### [Your task]
What is the number of lines in the data that contain "Area"? Nothing besides that number, please.

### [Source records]
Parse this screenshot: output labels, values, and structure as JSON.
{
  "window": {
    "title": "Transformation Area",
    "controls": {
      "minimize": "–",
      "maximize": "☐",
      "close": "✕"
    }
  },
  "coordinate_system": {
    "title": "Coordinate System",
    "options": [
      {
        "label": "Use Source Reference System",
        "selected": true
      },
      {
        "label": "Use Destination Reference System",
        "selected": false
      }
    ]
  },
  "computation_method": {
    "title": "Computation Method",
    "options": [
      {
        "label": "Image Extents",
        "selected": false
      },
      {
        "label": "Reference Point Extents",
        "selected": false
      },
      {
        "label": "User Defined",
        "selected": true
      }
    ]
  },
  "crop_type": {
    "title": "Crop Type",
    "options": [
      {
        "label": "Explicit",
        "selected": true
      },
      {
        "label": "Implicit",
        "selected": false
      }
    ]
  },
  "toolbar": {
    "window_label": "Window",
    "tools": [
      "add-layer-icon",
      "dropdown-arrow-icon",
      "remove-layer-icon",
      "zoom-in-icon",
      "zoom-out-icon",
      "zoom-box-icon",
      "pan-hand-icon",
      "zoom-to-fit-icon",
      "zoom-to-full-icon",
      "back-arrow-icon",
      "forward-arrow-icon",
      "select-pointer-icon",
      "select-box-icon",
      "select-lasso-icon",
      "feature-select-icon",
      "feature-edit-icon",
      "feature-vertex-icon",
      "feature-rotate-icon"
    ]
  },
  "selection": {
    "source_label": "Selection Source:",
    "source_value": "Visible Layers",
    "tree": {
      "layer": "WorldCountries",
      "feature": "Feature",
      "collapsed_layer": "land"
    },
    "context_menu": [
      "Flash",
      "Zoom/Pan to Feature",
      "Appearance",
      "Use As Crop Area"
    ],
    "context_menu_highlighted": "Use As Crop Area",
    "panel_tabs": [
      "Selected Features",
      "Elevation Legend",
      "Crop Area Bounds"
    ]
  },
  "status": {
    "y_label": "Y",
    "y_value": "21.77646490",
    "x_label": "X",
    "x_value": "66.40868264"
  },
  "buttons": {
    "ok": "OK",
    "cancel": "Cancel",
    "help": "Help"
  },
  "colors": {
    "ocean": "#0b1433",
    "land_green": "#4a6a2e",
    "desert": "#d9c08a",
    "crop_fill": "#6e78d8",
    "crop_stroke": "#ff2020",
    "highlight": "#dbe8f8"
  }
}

### [Solution for this exercise]
4